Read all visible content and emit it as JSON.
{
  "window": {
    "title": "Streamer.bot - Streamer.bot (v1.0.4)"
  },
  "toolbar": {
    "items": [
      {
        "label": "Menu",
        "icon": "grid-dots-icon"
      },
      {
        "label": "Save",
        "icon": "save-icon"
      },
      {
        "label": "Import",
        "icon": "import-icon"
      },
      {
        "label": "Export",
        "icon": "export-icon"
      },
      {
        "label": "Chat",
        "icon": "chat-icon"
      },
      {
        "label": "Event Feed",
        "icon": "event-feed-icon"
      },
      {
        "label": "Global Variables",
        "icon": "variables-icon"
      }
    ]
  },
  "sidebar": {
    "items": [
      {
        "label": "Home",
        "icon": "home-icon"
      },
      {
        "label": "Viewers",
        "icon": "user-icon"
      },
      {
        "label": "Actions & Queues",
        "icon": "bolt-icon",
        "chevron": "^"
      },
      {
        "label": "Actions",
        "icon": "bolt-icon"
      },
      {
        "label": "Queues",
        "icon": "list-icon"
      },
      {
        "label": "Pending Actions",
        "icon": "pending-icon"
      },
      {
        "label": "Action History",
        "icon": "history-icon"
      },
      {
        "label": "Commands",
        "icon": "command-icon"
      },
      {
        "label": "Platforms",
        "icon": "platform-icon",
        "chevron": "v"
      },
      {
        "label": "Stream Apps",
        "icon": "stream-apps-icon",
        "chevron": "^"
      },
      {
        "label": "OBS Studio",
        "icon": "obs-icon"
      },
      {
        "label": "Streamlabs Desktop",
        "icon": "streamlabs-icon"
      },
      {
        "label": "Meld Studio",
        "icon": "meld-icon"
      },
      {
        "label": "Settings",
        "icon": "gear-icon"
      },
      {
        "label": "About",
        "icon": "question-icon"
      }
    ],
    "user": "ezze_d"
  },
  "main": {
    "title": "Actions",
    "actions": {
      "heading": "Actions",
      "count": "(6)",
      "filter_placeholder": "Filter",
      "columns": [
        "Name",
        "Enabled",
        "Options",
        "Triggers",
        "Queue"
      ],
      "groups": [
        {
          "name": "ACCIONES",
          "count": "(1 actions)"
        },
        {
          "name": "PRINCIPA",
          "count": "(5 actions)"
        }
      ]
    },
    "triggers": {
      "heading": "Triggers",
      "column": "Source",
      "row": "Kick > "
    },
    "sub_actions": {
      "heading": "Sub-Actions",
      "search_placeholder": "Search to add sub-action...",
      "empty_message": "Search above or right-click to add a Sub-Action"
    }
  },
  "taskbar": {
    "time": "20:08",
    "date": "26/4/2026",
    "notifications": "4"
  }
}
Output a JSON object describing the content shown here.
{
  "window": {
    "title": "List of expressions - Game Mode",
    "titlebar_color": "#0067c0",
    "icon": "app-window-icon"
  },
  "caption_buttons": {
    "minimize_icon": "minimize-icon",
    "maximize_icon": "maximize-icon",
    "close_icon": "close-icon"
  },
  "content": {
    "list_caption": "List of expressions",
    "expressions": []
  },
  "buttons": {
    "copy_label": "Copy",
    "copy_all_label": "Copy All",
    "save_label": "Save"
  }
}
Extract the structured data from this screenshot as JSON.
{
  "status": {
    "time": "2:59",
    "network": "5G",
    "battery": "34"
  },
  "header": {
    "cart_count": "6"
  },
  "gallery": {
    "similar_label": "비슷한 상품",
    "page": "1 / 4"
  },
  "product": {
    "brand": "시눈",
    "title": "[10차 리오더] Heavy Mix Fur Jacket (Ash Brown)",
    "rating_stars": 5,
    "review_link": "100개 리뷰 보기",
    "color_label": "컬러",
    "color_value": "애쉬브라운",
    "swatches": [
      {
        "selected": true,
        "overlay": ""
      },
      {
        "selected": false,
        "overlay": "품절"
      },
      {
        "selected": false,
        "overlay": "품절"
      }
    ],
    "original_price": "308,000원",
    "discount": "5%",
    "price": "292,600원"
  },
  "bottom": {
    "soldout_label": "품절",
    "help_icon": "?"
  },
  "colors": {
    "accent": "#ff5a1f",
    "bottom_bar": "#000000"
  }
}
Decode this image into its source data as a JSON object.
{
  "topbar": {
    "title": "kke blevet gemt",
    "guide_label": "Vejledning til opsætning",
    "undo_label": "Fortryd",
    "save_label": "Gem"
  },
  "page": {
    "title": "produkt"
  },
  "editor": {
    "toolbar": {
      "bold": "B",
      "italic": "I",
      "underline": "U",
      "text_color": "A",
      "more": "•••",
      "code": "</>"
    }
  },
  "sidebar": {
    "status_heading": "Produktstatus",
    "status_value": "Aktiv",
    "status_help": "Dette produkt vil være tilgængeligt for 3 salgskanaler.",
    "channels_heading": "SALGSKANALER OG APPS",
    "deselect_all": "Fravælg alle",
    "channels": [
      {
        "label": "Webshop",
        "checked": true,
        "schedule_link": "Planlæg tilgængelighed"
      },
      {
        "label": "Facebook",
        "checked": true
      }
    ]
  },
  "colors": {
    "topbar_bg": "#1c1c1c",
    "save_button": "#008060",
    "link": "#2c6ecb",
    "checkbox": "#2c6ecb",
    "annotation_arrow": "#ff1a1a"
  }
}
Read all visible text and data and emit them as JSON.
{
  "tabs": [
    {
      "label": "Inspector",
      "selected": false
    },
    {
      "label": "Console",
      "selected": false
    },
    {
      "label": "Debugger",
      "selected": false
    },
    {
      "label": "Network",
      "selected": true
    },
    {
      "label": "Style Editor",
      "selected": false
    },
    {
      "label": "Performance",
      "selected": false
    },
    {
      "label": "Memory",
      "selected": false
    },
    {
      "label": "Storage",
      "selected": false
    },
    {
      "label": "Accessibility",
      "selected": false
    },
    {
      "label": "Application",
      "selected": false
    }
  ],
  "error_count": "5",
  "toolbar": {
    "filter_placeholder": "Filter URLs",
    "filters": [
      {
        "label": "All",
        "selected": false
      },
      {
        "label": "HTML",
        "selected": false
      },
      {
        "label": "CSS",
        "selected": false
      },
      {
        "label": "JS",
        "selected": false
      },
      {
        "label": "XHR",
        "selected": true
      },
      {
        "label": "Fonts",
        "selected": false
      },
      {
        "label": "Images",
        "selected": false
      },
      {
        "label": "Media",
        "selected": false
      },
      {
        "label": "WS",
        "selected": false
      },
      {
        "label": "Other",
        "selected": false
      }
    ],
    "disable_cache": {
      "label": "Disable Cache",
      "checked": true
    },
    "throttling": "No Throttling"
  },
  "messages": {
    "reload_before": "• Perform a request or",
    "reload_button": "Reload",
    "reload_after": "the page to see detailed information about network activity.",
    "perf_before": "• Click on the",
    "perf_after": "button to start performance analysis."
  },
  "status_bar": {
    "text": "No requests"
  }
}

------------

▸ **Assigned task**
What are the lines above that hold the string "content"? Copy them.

▸ **Solution to this problem**
Read all visible content and emit it as JSON.
Output a JSON object describing the content shown here.
  "content": {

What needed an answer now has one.